▶ [Problem requirements] An unaltered copy of every line below is the expected output.

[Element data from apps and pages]

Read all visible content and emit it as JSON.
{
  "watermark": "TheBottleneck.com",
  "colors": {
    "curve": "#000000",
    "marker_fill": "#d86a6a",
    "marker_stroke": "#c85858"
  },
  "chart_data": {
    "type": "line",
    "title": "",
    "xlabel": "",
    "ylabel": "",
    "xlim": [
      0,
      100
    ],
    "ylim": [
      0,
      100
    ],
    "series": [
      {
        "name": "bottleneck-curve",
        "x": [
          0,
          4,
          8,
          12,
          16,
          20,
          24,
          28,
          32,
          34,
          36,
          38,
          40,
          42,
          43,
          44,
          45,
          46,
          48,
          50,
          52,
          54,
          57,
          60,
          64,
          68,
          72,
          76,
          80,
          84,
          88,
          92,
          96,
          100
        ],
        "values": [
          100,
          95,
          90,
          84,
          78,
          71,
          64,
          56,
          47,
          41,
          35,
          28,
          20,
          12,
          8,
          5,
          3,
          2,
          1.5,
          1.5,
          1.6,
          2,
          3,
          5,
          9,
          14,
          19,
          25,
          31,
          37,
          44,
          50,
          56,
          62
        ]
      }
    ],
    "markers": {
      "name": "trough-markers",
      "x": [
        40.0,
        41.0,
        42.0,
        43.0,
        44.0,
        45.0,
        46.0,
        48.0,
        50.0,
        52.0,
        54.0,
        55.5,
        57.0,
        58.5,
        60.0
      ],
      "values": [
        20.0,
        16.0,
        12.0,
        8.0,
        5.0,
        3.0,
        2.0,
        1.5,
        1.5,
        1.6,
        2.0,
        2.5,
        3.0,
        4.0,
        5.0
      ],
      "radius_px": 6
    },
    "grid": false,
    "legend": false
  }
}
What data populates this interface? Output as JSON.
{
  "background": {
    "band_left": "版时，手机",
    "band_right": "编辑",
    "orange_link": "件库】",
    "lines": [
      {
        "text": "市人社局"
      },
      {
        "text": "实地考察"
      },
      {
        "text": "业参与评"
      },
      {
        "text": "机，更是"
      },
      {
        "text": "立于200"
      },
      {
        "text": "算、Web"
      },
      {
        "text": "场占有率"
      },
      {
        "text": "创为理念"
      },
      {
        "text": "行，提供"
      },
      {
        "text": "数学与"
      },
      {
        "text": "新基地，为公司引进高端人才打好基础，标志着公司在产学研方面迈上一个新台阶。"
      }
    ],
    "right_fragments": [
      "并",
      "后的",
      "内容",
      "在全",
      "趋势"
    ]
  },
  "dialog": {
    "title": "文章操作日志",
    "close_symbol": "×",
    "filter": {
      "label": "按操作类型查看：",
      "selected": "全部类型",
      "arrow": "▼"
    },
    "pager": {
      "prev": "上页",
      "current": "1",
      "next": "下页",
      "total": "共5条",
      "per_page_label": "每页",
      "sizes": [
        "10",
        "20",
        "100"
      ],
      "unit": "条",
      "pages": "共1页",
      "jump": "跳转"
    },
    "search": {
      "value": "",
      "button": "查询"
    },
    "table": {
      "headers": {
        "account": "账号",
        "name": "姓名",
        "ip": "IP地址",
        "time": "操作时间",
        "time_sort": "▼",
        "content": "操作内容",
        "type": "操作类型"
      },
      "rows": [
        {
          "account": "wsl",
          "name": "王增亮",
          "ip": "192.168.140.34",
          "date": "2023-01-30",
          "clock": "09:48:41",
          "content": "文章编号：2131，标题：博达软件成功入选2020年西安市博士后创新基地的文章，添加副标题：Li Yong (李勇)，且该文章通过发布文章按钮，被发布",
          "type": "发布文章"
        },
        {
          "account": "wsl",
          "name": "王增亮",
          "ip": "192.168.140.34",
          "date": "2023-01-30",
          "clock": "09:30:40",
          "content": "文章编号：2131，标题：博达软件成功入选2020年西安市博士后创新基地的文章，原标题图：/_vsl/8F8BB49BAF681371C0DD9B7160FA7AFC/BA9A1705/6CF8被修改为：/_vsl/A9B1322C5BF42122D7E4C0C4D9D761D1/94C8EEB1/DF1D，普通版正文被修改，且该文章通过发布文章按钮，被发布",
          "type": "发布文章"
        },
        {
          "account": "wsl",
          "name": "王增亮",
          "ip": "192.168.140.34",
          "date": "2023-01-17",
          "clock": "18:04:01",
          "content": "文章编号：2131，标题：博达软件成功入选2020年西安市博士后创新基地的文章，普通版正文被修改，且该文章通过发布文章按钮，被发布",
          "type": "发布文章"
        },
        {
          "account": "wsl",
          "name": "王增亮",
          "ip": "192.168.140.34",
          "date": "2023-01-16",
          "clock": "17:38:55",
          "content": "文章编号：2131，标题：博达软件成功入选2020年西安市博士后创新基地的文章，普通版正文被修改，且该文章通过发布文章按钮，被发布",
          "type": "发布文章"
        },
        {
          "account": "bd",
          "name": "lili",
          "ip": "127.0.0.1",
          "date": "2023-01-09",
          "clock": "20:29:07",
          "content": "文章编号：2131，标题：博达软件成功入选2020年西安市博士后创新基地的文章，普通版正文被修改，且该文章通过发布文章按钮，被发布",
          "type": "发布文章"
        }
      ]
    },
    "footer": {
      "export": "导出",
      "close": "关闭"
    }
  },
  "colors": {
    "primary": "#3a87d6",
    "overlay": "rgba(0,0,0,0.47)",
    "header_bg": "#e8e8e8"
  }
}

▶ [The answer]
Read all visible content and emit it as JSON.
{
  "watermark": "TheBottleneck.com",
  "colors": {
    "curve": "#000000",
    "marker_fill": "#d86a6a",
    "marker_stroke": "#c85858"
  },
  "chart_data": {
    "type": "line",
    "title": "",
    "xlabel": "",
    "ylabel": "",
    "xlim": [
      0,
      100
    ],
    "ylim": [
      0,
      100
    ],
    "series": [
      {
        "name": "bottleneck-curve",
        "x": [
          0,
          4,
          8,
          12,
          16,
          20,
          24,
          28,
          32,
          34,
          36,
          38,
          40,
          42,
          43,
          44,
          45,
          46,
          48,
          50,
          52,
          54,
          57,
          60,
          64,
          68,
          72,
          76,
          80,
          84,
          88,
          92,
          96,
          100
        ],
        "values": [
          100,
          95,
          90,
          84,
          78,
          71,
          64,
          56,
          47,
          41,
          35,
          28,
          20,
          12,
          8,
          5,
          3,
          2,
          1.5,
          1.5,
          1.6,
          2,
          3,
          5,
          9,
          14,
          19,
          25,
          31,
          37,
          44,
          50,
          56,
          62
        ]
      }
    ],
    "markers": {
      "name": "trough-markers",
      "x": [
        40.0,
        41.0,
        42.0,
        43.0,
        44.0,
        45.0,
        46.0,
        48.0,
        50.0,
        52.0,
        54.0,
        55.5,
        57.0,
        58.5,
        60.0
      ],
      "values": [
        20.0,
        16.0,
        12.0,
        8.0,
        5.0,
        3.0,
        2.0,
        1.5,
        1.5,
        1.6,
        2.0,
        2.5,
        3.0,
        4.0,
        5.0
      ],
      "radius_px": 6
    },
    "grid": false,
    "legend": false
  }
}
What data populates this interface? Output as JSON.
{
  "background": {
    "band_left": "版时，手机",
    "band_right": "编辑",
    "orange_link": "件库】",
    "lines": [
      {
        "text": "市人社局"
      },
      {
        "text": "实地考察"
      },
      {
        "text": "业参与评"
      },
      {
        "text": "机，更是"
      },
      {
        "text": "立于200"
      },
      {
        "text": "算、Web"
      },
      {
        "text": "场占有率"
      },
      {
        "text": "创为理念"
      },
      {
        "text": "行，提供"
      },
      {
        "text": "数学与"
      },
      {
        "text": "新基地，为公司引进高端人才打好基础，标志着公司在产学研方面迈上一个新台阶。"
      }
    ],
    "right_fragments": [
      "并",
      "后的",
      "内容",
      "在全",
      "趋势"
    ]
  },
  "dialog": {
    "title": "文章操作日志",
    "close_symbol": "×",
    "filter": {
      "label": "按操作类型查看：",
      "selected": "全部类型",
      "arrow": "▼"
    },
    "pager": {
      "prev": "上页",
      "current": "1",
      "next": "下页",
      "total": "共5条",
      "per_page_label": "每页",
      "sizes": [
        "10",
        "20",
        "100"
      ],
      "unit": "条",
      "pages": "共1页",
      "jump": "跳转"
    },
    "search": {
      "value": "",
      "button": "查询"
    },
    "table": {
      "headers": {
        "account": "账号",
        "name": "姓名",
        "ip": "IP地址",
        "time": "操作时间",
        "time_sort": "▼",
        "content": "操作内容",
        "type": "操作类型"
      },
      "rows": [
        {
          "account": "wsl",
          "name": "王增亮",
          "ip": "192.168.140.34",
          "date": "2023-01-30",
          "clock": "09:48:41",
          "content": "文章编号：2131，标题：博达软件成功入选2020年西安市博士后创新基地的文章，添加副标题：Li Yong (李勇)，且该文章通过发布文章按钮，被发布",
          "type": "发布文章"
        },
        {
          "account": "wsl",
          "name": "王增亮",
          "ip": "192.168.140.34",
          "date": "2023-01-30",
          "clock": "09:30:40",
          "content": "文章编号：2131，标题：博达软件成功入选2020年西安市博士后创新基地的文章，原标题图：/_vsl/8F8BB49BAF681371C0DD9B7160FA7AFC/BA9A1705/6CF8被修改为：/_vsl/A9B1322C5BF42122D7E4C0C4D9D761D1/94C8EEB1/DF1D，普通版正文被修改，且该文章通过发布文章按钮，被发布",
          "type": "发布文章"
        },
        {
          "account": "wsl",
          "name": "王增亮",
          "ip": "192.168.140.34",
          "date": "2023-01-17",
          "clock": "18:04:01",
          "content": "文章编号：2131，标题：博达软件成功入选2020年西安市博士后创新基地的文章，普通版正文被修改，且该文章通过发布文章按钮，被发布",
          "type": "发布文章"
        },
        {
          "account": "wsl",
          "name": "王增亮",
          "ip": "192.168.140.34",
          "date": "2023-01-16",
          "clock": "17:38:55",
          "content": "文章编号：2131，标题：博达软件成功入选2020年西安市博士后创新基地的文章，普通版正文被修改，且该文章通过发布文章按钮，被发布",
          "type": "发布文章"
        },
        {
          "account": "bd",
          "name": "lili",
          "ip": "127.0.0.1",
          "date": "2023-01-09",
          "clock": "20:29:07",
          "content": "文章编号：2131，标题：博达软件成功入选2020年西安市博士后创新基地的文章，普通版正文被修改，且该文章通过发布文章按钮，被发布",
          "type": "发布文章"
        }
      ]
    },
    "footer": {
      "export": "导出",
      "close": "关闭"
    }
  },
  "colors": {
    "primary": "#3a87d6",
    "overlay": "rgba(0,0,0,0.47)",
    "header_bg": "#e8e8e8"
  }
}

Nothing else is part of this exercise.